As it stands now, Paul Janish might be the least effective hitter in all of baseball when he hits the ball in the air. His 16% infield flyball percentage and his dreadfully low 1.7% HR/FB mark indicate that he should hit the ball in the air as infrequently as possible. He rarely hits homeruns and frequently doesn't get the ball past the infield. Unfortunately, it's not just the percentage of flyballs that don't leave the infield that give him problems, but also the overall percentage of balls that he hits in the air.
To compare Janish to a couple of players, David Eckstein and Adam Everett, who boast similarly atrocious power, it's clear that Janish just hits the ball in the air all too often.
Player: LD%, GB%, FB%, IFFB%

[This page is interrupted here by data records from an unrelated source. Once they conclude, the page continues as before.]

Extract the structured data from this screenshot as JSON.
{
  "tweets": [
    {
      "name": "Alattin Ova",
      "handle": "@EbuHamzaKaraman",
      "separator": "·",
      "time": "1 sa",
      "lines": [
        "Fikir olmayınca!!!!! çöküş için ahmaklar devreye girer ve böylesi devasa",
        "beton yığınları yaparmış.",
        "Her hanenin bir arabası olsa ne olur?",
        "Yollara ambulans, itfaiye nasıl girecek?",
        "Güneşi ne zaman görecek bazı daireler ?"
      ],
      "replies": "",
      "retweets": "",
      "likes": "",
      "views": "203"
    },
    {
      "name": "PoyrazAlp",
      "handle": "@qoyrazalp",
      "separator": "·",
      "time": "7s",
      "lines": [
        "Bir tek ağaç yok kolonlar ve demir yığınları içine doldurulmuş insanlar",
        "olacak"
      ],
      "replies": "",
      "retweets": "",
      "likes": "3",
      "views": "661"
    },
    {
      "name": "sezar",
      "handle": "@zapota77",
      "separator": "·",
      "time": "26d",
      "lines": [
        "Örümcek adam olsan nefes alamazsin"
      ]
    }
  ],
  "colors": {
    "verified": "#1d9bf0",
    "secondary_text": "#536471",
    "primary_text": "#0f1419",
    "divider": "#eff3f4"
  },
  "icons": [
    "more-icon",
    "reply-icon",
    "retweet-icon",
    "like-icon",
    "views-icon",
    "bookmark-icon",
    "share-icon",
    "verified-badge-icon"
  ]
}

Janish: 19.8%, 36.6%, 43.6%, 16.0%,
Eckstein: 21.3%, 46.8%, 31.9%, 12.6%
Everett: 18.8%, 39.5%, 41.7%, 16.7%
The obvious problem is that Janish isn't hitting enough balls on the ground. David Eckstein also lacks any semblance of power, but he's smart enough to recognize this and respond accordingly by hitting the ball on the ground at very high rate. And, ultimately, there really isn't all that much difference between Janish and Adam Everett.
Of course, that only deals with the type of contact and omits the rate of contact (Eckstein: 92.2%, Everett: 82.4%, and Janish: 83.9%). Obviously, Eckstein is a more effective hitter because of both the contact rate and the type of contact he generates. On the other hand, there isn't much difference between Paul Janish and Adam Everett. Janish has a better contact rate and higher line drive percentage, but Everett has a bit more power and hits the ball on the ground a bit more.
Ultimately, it would seem to me that Janish, with a tweak or two in his approach, could improve his production to get to an acceptable level. It seems like hitting more balls on the ground is the type of change that could actually be made with the help of some good coaching. Now, even the end result wouldn't be a Barry Larkin type level, but rather an absolute bare minimum level of competence with the lumber. Everett and Jack Wilson are similar glove-first type players and they have gotten away with career OPS marks of .648 and .684 respectively. Not much higher than where Janish is now and just a bit of improvement would get Janish to that level.
Obviously, there is a risk that Janish doesn't take a step forward on offense, but by that time Zack Cozart, Chris Valaika, or another option will likely present itself.